Fishes of British Columbia Identification Course with a focus on the Columbia River Basin
- Start Date: May 14, 2018
- End Date: May 15, 2018
- Time: 9:30am - 5:00pm
- City: Revelstoke BC
- Venue: Okanagan College - 1401 1 St W, Revelstoke, BC, Rm 102
- Instructor: Eric B. (Rick) Taylor
The fresh waters of the world house spectacular diversity of freshwater fishes, accounting for over 40% of all described taxa in less than 0.01% of aquatic habitat by surface area. British Columbia has a relatively small number of described native species (69), yet contains a considerable wealth of un-described diversity and endemic species. This course serves as an introduction to the biogeography, evolution, and identification of native and introduced freshwater fishes found in British Columbia. Two lecture sessions focus on the biogeography, evolution of our fauna, as well as the morphological and molecular genetic techniques used in fish identification. Two afternoons focus on morphological-based identification of fishes, particularly those found in the Columbia River Basin.
This course is appropriate for people with a BSc and some experience working with fish.
Eric (Rick) Taylor is a Professor in the Department of Zoology at the University of British Columbia (Vancouver). He is also the Director of the Beaty Biodiversity Museum and the Director of the Fish Collection. He conducts research on the evolutionary genetics, ecology, and conservation of freshwater fishes, specializing on those of western Canada. He has worked extensively with government resource agencies and private companies on issues related to fish biodiversity. He has been involved with the Committee on the Status of Endangered Wildlife in Canada (COSEWIC) since 2002, first as a subcommittee member, then as one of its two Co-chairs (2008-2015). In September of 2014, he became Chair of COSEWIC.
What to bring: Nothing needed but your curiosity! These things may come in handy: note making materials (pen, paper) and wear clothes appropriate for the lab (e.g., no sandals). The fish we will examine are in isopropanol (but washed in water before use). Gloves will be supplied (bring your own eye protection if you want it).

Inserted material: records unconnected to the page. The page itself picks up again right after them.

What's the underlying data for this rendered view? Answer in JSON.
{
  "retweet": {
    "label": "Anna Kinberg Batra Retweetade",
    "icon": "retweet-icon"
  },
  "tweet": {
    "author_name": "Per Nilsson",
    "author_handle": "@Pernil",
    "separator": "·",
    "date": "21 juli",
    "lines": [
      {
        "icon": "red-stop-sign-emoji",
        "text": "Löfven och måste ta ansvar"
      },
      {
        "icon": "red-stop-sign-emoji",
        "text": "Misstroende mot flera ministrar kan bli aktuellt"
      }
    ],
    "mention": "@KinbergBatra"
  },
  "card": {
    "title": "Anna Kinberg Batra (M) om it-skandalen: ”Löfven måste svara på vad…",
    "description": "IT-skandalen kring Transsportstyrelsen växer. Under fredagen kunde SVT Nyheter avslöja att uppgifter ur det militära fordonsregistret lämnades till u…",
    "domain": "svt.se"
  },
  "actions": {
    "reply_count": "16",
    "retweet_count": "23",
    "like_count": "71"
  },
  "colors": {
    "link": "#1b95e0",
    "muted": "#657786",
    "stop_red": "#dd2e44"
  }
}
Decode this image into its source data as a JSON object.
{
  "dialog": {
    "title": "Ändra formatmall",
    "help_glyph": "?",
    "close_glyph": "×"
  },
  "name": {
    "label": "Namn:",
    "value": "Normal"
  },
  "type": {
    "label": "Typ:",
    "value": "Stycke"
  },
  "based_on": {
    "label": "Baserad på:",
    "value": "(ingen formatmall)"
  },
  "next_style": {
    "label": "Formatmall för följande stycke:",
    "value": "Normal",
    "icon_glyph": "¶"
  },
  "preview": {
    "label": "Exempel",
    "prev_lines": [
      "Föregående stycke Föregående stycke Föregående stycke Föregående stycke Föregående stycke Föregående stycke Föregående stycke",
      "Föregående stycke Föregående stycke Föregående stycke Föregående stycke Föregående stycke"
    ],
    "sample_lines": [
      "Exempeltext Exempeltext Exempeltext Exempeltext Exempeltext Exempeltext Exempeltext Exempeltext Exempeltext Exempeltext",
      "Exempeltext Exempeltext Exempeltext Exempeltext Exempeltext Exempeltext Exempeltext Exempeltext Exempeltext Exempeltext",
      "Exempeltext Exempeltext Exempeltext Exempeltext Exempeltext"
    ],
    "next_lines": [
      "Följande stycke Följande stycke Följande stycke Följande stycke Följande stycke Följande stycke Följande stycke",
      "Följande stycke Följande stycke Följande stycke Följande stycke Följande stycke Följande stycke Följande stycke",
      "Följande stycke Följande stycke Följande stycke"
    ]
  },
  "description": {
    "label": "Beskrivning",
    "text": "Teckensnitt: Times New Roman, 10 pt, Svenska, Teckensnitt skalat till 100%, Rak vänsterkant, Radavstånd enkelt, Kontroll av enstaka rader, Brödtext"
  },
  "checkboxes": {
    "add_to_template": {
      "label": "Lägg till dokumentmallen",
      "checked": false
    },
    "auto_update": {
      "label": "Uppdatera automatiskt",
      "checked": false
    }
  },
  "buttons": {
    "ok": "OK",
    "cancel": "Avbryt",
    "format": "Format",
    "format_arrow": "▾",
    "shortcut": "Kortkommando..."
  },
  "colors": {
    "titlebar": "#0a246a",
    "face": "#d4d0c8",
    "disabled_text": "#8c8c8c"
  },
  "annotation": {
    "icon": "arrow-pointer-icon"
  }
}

Day 1: 9:30 –10:30 – Lecture: Introduction to the freshwater fish fauna of BC: origins,
diversity, biogeography, “species” at risk
10:30 –11:00 – break
11:00 – 12:00 – Lecture: The basics of morphological-based ID. The geography of a fish, keys,
geographic variation, specimen prep, reference specimens at the BBM, pitfalls. The families of
12:00-1:00 – Lunch (not included with the course fee)
1:00 – 2:45 – Lab – Salmonids (trout, salmon, juvenile salmonids, pygmy whitefish and other relatives),
2:45 – 3:00 – break
3:00-5:00 – Lab – Cyprinids (minnows, dace, shiners, rarer cyprinids) and catostomids (suckers)
Day 2: 9:30-10:30 – Lecture: Introduction to DNA-based diagnostics (DNA barcoding,
population structure, hybridization, eDNA, sample collection and storage)
10:30 –11:00 – break
11:00 – 12:00: Lab – Sculpins
12:00 – 1:00: Lunch (not included with the course fee)
1:00 – 4:00: Open time (when special problems suggested by participants can be addressed, revisiting previous groups and species, the problem of hybrids, species-at-risk).
4:00 – 5:00: “Testing” what you have learned.